[Dataset entries]
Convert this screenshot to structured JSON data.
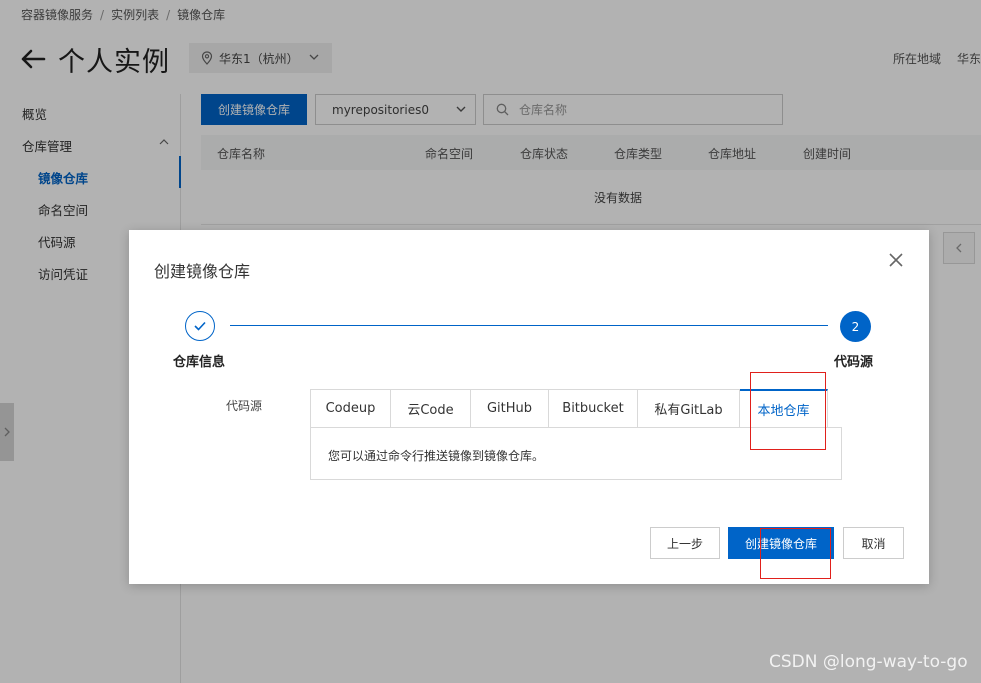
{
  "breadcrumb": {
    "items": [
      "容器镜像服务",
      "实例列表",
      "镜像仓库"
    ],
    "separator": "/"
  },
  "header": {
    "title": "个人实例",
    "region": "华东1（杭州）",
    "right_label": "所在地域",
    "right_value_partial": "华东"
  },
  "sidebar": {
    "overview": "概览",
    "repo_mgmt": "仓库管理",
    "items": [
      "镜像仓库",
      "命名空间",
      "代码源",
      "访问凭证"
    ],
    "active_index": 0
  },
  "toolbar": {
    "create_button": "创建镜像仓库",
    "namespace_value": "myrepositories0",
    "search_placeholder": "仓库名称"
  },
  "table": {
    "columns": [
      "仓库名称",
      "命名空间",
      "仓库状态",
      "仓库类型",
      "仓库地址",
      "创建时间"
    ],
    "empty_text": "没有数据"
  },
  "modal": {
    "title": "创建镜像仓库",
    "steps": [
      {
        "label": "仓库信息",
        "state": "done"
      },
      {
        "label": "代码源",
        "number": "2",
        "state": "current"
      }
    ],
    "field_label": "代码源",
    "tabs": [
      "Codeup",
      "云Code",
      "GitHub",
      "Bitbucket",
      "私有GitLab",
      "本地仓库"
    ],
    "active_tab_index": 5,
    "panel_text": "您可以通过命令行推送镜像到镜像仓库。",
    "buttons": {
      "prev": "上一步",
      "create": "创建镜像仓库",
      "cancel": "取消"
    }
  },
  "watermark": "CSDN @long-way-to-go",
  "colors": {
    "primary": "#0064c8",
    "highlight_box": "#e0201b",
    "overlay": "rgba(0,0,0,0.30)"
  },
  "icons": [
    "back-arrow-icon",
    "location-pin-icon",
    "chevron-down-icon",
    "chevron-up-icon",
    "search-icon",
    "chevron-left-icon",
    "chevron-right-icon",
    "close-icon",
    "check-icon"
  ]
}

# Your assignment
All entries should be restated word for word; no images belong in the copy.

# Answer for this exercise
Convert this screenshot to structured JSON data.
{
  "breadcrumb": {
    "items": [
      "容器镜像服务",
      "实例列表",
      "镜像仓库"
    ],
    "separator": "/"
  },
  "header": {
    "title": "个人实例",
    "region": "华东1（杭州）",
    "right_label": "所在地域",
    "right_value_partial": "华东"
  },
  "sidebar": {
    "overview": "概览",
    "repo_mgmt": "仓库管理",
    "items": [
      "镜像仓库",
      "命名空间",
      "代码源",
      "访问凭证"
    ],
    "active_index": 0
  },
  "toolbar": {
    "create_button": "创建镜像仓库",
    "namespace_value": "myrepositories0",
    "search_placeholder": "仓库名称"
  },
  "table": {
    "columns": [
      "仓库名称",
      "命名空间",
      "仓库状态",
      "仓库类型",
      "仓库地址",
      "创建时间"
    ],
    "empty_text": "没有数据"
  },
  "modal": {
    "title": "创建镜像仓库",
    "steps": [
      {
        "label": "仓库信息",
        "state": "done"
      },
      {
        "label": "代码源",
        "number": "2",
        "state": "current"
      }
    ],
    "field_label": "代码源",
    "tabs": [
      "Codeup",
      "云Code",
      "GitHub",
      "Bitbucket",
      "私有GitLab",
      "本地仓库"
    ],
    "active_tab_index": 5,
    "panel_text": "您可以通过命令行推送镜像到镜像仓库。",
    "buttons": {
      "prev": "上一步",
      "create": "创建镜像仓库",
      "cancel": "取消"
    }
  },
  "watermark": "CSDN @long-way-to-go",
  "colors": {
    "primary": "#0064c8",
    "highlight_box": "#e0201b",
    "overlay": "rgba(0,0,0,0.30)"
  },
  "icons": [
    "back-arrow-icon",
    "location-pin-icon",
    "chevron-down-icon",
    "chevron-up-icon",
    "search-icon",
    "chevron-left-icon",
    "chevron-right-icon",
    "close-icon",
    "check-icon"
  ]
}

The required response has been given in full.